Could you return all of the entries below exactly, minus the pictures?

**** Listed records

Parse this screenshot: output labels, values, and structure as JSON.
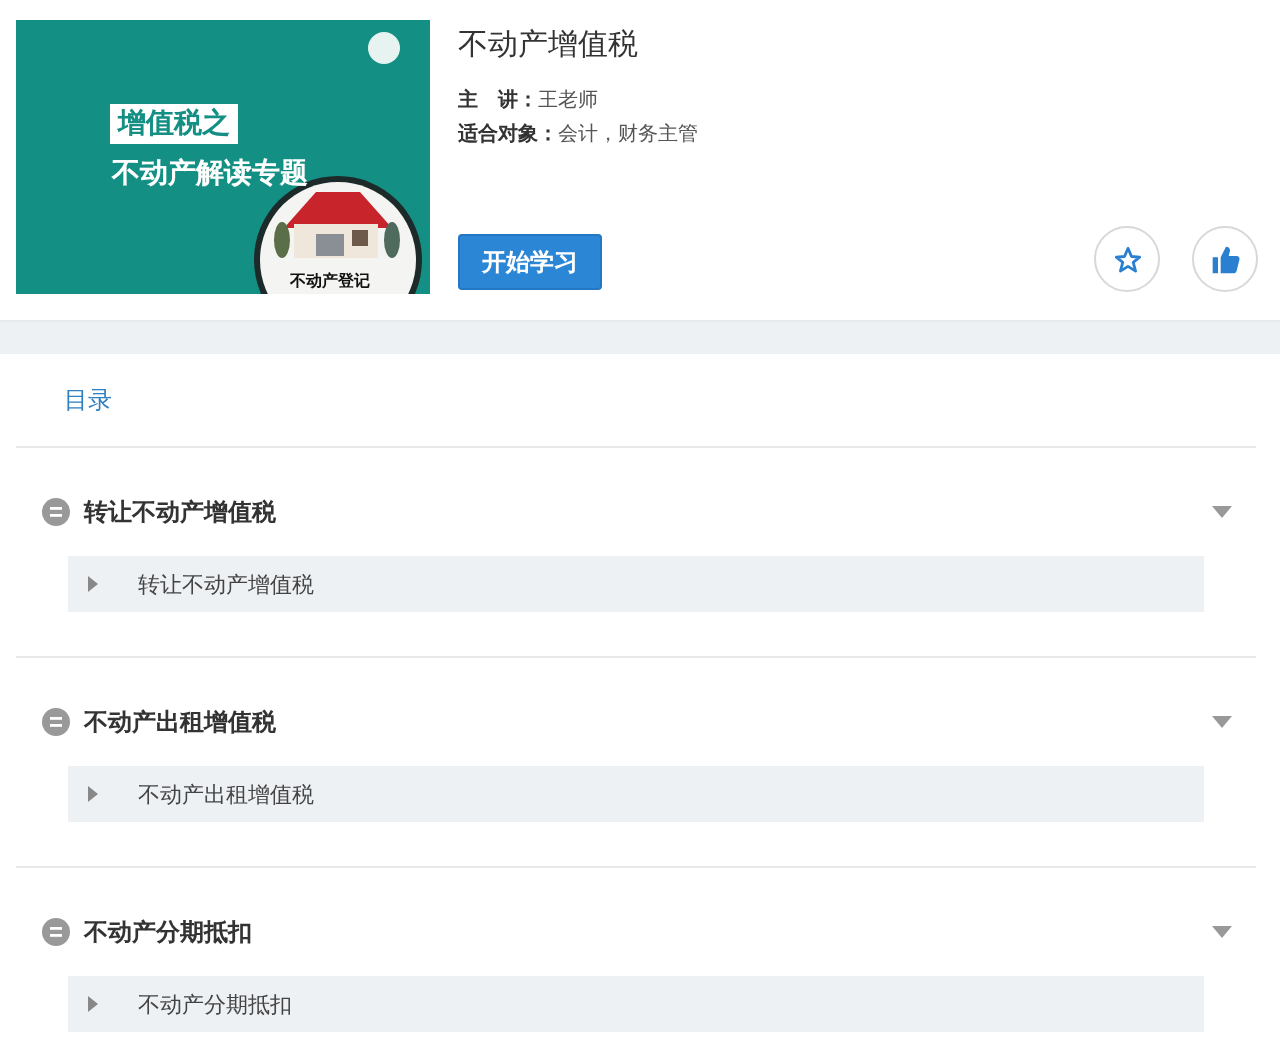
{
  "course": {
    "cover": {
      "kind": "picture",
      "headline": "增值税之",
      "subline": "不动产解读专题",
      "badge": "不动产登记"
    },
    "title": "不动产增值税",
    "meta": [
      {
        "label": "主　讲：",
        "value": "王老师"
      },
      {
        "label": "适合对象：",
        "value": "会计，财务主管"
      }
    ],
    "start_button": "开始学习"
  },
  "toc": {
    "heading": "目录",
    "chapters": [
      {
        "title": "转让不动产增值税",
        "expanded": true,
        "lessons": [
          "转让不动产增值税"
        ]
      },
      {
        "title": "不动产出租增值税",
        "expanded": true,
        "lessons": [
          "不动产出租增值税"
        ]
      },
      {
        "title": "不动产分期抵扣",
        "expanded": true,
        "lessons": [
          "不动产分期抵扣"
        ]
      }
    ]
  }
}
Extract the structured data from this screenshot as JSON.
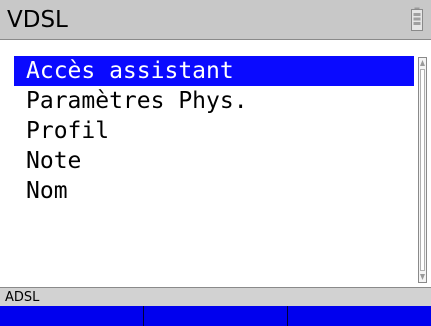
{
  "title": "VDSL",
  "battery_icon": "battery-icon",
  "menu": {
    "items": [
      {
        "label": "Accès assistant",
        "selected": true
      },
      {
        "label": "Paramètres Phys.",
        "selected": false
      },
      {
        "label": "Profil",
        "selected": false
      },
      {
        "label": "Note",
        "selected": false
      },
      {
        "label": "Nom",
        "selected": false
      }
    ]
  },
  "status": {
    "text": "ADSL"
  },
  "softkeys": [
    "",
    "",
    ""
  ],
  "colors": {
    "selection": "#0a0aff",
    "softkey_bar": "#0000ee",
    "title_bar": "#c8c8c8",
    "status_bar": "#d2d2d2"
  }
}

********

[Response to the task]:
Parse this screenshot: output labels, values, and structure as JSON.
{
  "course": {
    "cover": {
      "kind": "picture",
      "headline": "增值税之",
      "subline": "不动产解读专题",
      "badge": "不动产登记"
    },
    "title": "不动产增值税",
    "meta": [
      {
        "label": "主　讲：",
        "value": "王老师"
      },
      {
        "label": "适合对象：",
        "value": "会计，财务主管"
      }
    ],
    "start_button": "开始学习"
  },
  "toc": {
    "heading": "目录",
    "chapters": [
      {
        "title": "转让不动产增值税",
        "expanded": true,
        "lessons": [
          "转让不动产增值税"
        ]
      },
      {
        "title": "不动产出租增值税",
        "expanded": true,
        "lessons": [
          "不动产出租增值税"
        ]
      },
      {
        "title": "不动产分期抵扣",
        "expanded": true,
        "lessons": [
          "不动产分期抵扣"
        ]
      }
    ]
  }
}
Extract the structured data from this screenshot as JSON.
{
  "title": "VDSL",
  "battery_icon": "battery-icon",
  "menu": {
    "items": [
      {
        "label": "Accès assistant",
        "selected": true
      },
      {
        "label": "Paramètres Phys.",
        "selected": false
      },
      {
        "label": "Profil",
        "selected": false
      },
      {
        "label": "Note",
        "selected": false
      },
      {
        "label": "Nom",
        "selected": false
      }
    ]
  },
  "status": {
    "text": "ADSL"
  },
  "softkeys": [
    "",
    "",
    ""
  ],
  "colors": {
    "selection": "#0a0aff",
    "softkey_bar": "#0000ee",
    "title_bar": "#c8c8c8",
    "status_bar": "#d2d2d2"
  }
}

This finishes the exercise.